Appleyard shares slump as bid talks collapse
Saturday 23 August 1997
Shares in Appleyard, the embattled Yorkshire-based car dealer, slumped 10.5p to 63.5p yesterday after the company announced that talks about a possible bid, first announced in June, had ended without an acceptable offer being made.
A number of parties have shown an interest in the group after a first approach from an unnamed company, believed to be Sanderson Bramall, was made public.
But Lazards, the group's advisers, took the view that none of the bidders was willing to offer a high enough price.
Appleyard is unlikely to face a hostile bid because most car manufacturers have clauses which can void existing franchises if a company changes hands.

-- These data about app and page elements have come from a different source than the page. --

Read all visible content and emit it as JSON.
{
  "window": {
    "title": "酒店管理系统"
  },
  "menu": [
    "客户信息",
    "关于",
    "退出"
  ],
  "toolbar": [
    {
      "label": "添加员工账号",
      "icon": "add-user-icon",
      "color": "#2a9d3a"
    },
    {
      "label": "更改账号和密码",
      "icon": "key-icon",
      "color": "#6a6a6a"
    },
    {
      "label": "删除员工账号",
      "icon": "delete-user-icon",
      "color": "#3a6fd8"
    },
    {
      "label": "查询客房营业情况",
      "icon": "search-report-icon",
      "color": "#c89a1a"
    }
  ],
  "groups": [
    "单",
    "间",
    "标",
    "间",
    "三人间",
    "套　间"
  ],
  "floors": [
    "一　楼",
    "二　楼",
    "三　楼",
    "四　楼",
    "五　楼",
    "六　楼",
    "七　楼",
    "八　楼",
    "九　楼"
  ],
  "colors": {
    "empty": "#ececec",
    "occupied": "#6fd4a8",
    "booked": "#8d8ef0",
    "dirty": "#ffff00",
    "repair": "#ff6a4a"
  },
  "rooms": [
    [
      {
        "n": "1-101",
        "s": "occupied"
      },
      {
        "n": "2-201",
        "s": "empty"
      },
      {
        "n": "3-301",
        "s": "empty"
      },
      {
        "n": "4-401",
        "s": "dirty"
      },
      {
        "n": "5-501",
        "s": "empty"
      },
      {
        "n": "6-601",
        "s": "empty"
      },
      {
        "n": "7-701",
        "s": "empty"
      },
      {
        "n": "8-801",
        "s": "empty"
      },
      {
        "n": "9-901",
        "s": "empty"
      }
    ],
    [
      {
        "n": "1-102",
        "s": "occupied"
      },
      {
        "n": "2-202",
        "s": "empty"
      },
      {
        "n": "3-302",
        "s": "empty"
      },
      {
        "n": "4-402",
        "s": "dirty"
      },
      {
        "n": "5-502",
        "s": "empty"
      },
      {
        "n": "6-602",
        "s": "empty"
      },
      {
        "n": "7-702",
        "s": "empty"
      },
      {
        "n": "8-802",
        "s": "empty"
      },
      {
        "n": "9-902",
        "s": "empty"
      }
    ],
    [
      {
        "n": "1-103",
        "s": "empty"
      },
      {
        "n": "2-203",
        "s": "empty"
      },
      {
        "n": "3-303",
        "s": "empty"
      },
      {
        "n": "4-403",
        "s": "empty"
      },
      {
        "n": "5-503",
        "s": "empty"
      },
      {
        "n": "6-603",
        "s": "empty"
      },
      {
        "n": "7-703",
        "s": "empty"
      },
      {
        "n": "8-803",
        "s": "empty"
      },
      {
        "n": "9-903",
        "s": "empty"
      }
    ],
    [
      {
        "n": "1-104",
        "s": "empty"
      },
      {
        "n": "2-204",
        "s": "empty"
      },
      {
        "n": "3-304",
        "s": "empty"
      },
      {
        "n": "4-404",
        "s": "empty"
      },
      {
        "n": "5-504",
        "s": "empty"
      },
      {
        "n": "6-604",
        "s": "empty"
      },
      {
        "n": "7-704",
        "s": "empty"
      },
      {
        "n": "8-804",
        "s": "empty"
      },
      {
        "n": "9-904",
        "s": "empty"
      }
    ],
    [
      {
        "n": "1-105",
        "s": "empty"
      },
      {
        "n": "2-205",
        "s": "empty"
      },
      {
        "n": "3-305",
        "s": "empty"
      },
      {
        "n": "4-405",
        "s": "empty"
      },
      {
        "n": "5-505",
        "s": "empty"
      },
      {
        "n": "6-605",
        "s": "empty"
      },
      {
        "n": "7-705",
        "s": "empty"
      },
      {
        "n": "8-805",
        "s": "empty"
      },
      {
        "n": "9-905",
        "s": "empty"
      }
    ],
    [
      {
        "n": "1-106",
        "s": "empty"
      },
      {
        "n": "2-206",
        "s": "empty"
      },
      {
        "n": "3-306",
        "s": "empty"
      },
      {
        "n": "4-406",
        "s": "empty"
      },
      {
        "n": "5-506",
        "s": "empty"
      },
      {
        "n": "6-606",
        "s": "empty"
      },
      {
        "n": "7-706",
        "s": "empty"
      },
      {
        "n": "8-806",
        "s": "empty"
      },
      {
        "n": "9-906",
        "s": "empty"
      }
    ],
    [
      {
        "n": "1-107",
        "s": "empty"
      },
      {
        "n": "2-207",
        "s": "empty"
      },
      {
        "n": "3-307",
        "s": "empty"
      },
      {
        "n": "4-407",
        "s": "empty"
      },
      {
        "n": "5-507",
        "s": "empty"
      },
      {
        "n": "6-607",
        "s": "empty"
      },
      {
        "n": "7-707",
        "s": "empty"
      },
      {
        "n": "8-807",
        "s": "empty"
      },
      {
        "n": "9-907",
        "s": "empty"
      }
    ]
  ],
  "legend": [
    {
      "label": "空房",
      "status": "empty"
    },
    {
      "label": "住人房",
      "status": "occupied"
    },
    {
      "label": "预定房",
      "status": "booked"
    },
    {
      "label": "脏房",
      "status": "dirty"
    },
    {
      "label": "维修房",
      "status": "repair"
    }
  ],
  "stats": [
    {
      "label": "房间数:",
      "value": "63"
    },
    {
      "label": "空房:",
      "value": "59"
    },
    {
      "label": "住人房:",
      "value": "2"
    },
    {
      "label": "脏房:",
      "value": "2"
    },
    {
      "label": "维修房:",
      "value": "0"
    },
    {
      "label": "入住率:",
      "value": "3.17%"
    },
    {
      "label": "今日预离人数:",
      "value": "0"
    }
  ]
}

But the company, which 10 years ago was one of the strongest quoted companies in the sector, remains beset with problems.
It is still nowhere near finding a chief executive to succeed Mike Williamson, chairman and chief executive, when he gives up his executive role at the end of the year.
The business is also suffering from the widespread restructuring imposed by the leading car manufacturers which are reducing the number of franchises they deal with, amalgamating territories and demanding heavy capital investment to improve showrooms and customer service.
The main losers have been the small privately owned firms which cannot provide the necessary capital investment, but Appleyard has lost two prestigious Jaguar franchises in Leeds and Harrogate and several other outlets have been closed or sold.
The statement coincided with the release of figures for six months to the end of June showing a 3 per cent drop in turnover to pounds 380m and a 16 per cent drop in profit before tax to just pounds 3.88m, even including an exceptional profit of pounds 725,000 on the disposal of dealerships.
The interim dividend has been cut from 3.1p to 2p. The figures were marginally better than some analysts had expected, after last year's full year loss of pounds 5.35m, which included a charge of pounds 8.6m to cover the cost of restructuring and slimming down the business.
- 1 Howard Jacobson: Let's see the 'criticism' of Israel for what it really is
- 3 Belgium fan Axelle Despiegelaere lands L'Oreal campaign after World Cup viral photo
- 4 Britney Spears sings 'Alien' without Auto-Tune in embarrassing leaked audio clip
- 5 PornHub begs users to stop uploading video clips of Brazil getting beaten 7-1
Instagram of US airport security chiefs: Lipstick knives and IED training kits among items seized
Game of Thrones author George RR Martin says 'f*** you' to fans who fear he will die before finishing Westeros saga
Mick Jagger denies being World Cup curse and reason for Brazil’s embarrassing defeat
Israel-Gaza crisis: ‘We just want it to end… We don’t deserve to live like this’
Israel-Gaza crisis: Eight killed in Gaza Strip cafe while watching World Cup semi-final
Sustained immigration has not harmed Britons' employment, say government advisers
Australia facing international condemnation after turning around Sri Lankans at sea
7/7 memorial defaced on anniversary of 2005 attacks with ‘Blair lied thousands died’ graffiti
Even when it brutalises one of its own teenage citizens, America is helpless against Israel
Socialist Worker called to apologise over ‘vile’ article saying Eton schoolboy Horatio Chapple's death is ‘reason to save the polar bears’
There’s a nasty smell in the political air – and it’s coming from the Tories
iJobs Money & Business
Negotiable: Randstad Education Birmingham: Randstad Education are seeking a Fi...
£12 - £15 per hour: Cameron Kennedy Recruitment: Excellent opportunity to join...
£400 per hour: Orgtel: Technical Business Analyst - Banking - Bristol - £400pd...
£38000 - £42000 per annum + competitive: Real Staffing: Required skills:Previo...